*Directions for this task*:
Please show each line of the listing where "grid" is present.

*Data shown*:

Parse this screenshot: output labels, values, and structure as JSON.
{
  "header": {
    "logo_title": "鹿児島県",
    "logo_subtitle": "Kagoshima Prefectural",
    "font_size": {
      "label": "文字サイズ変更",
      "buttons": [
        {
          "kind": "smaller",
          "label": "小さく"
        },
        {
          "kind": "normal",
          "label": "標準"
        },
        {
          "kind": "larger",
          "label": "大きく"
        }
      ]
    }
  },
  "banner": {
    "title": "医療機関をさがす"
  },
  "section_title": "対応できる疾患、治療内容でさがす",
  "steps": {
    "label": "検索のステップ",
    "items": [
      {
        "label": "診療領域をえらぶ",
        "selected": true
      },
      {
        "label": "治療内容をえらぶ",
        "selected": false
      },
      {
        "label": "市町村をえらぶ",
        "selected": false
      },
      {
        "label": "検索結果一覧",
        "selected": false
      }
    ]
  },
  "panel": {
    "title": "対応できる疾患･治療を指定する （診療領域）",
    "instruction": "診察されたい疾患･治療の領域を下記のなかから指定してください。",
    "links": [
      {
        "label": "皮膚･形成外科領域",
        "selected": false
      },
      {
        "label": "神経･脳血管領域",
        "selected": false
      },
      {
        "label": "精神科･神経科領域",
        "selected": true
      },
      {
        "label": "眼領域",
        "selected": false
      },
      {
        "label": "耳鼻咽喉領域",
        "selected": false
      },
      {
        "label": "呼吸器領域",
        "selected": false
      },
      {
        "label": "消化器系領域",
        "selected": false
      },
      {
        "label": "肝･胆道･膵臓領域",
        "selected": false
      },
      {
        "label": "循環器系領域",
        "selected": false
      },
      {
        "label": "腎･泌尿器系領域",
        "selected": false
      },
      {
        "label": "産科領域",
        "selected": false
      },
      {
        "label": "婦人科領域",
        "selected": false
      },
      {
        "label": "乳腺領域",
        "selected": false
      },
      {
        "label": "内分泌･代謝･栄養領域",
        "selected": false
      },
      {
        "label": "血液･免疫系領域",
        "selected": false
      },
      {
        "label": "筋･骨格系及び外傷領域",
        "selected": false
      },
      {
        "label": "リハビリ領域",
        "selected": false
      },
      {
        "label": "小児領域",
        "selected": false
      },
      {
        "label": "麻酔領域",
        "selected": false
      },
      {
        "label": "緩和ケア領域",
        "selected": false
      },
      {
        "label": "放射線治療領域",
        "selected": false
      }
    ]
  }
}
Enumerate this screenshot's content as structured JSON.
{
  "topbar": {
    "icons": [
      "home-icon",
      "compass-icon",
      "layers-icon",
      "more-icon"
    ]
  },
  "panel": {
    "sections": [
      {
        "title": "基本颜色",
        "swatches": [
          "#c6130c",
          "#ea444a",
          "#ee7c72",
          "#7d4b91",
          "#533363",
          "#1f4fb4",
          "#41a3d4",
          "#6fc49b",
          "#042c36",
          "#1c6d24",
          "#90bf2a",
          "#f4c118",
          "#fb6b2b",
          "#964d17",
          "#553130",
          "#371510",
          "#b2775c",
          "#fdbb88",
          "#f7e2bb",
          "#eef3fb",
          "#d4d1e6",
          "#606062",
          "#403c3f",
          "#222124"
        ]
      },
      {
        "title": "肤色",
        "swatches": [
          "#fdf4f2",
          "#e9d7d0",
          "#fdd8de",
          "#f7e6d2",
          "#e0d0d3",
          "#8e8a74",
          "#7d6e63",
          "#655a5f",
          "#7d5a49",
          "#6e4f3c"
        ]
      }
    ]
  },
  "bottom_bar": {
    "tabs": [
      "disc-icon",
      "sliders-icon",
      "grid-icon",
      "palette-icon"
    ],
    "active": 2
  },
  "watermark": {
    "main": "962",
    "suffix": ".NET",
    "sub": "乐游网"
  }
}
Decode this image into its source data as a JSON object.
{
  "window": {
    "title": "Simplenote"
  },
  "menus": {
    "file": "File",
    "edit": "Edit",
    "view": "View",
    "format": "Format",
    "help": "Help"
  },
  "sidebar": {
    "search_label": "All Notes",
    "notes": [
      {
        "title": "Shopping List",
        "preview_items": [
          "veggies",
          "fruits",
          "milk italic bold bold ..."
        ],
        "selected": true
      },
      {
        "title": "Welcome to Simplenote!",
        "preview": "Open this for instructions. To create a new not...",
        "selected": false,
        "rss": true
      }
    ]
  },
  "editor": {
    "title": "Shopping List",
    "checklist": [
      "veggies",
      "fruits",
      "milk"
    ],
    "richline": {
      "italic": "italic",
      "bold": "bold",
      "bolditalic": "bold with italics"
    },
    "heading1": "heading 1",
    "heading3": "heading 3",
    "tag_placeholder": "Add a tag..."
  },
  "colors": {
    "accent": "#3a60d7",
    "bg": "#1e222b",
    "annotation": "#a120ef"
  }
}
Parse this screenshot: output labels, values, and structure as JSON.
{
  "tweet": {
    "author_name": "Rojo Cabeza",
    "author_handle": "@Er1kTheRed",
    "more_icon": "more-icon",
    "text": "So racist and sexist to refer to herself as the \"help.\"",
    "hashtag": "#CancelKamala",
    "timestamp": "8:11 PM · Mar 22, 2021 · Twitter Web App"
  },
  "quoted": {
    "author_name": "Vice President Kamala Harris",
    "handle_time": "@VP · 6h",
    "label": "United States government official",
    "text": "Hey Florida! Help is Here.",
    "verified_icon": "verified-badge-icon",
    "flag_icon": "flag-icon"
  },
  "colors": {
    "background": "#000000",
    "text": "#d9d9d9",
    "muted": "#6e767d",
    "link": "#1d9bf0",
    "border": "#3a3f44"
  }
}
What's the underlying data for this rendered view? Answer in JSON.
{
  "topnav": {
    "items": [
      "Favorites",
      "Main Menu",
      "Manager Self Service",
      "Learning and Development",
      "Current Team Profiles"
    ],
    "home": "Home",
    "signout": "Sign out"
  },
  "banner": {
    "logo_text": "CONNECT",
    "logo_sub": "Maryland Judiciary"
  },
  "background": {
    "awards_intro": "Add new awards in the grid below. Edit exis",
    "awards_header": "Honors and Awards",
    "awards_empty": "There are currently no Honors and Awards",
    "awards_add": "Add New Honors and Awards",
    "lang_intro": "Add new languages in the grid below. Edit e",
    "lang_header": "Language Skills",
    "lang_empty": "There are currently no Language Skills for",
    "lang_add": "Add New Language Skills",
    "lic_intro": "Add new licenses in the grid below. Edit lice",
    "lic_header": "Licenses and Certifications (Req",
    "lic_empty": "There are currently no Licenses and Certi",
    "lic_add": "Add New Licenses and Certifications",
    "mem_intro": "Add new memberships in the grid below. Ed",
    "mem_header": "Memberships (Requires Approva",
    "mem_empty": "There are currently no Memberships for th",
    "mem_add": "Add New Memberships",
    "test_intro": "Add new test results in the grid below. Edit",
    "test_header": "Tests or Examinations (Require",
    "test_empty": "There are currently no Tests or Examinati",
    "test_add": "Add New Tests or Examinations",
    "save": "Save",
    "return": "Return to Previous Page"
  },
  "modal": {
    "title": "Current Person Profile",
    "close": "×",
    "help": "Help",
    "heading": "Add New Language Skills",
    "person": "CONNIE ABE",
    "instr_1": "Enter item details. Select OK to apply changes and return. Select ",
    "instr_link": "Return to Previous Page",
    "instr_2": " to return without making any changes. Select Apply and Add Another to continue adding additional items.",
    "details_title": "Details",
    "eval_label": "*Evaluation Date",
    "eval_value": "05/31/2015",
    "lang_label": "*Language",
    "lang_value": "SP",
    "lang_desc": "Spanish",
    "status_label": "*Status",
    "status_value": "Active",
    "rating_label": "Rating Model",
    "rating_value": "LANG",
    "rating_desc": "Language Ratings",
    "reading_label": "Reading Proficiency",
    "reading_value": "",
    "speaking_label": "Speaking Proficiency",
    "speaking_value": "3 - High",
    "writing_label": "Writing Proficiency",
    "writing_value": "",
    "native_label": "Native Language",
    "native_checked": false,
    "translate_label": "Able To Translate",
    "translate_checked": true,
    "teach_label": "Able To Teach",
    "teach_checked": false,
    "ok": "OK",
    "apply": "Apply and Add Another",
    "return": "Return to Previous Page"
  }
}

*Written reply*:
      "grid-icon",
    "awards_intro": "Add new awards in the grid below. Edit exis",
    "lang_intro": "Add new languages in the grid below. Edit e",
    "lic_intro": "Add new licenses in the grid below. Edit lice",
    "mem_intro": "Add new memberships in the grid below. Ed",
    "test_intro": "Add new test results in the grid below. Edit",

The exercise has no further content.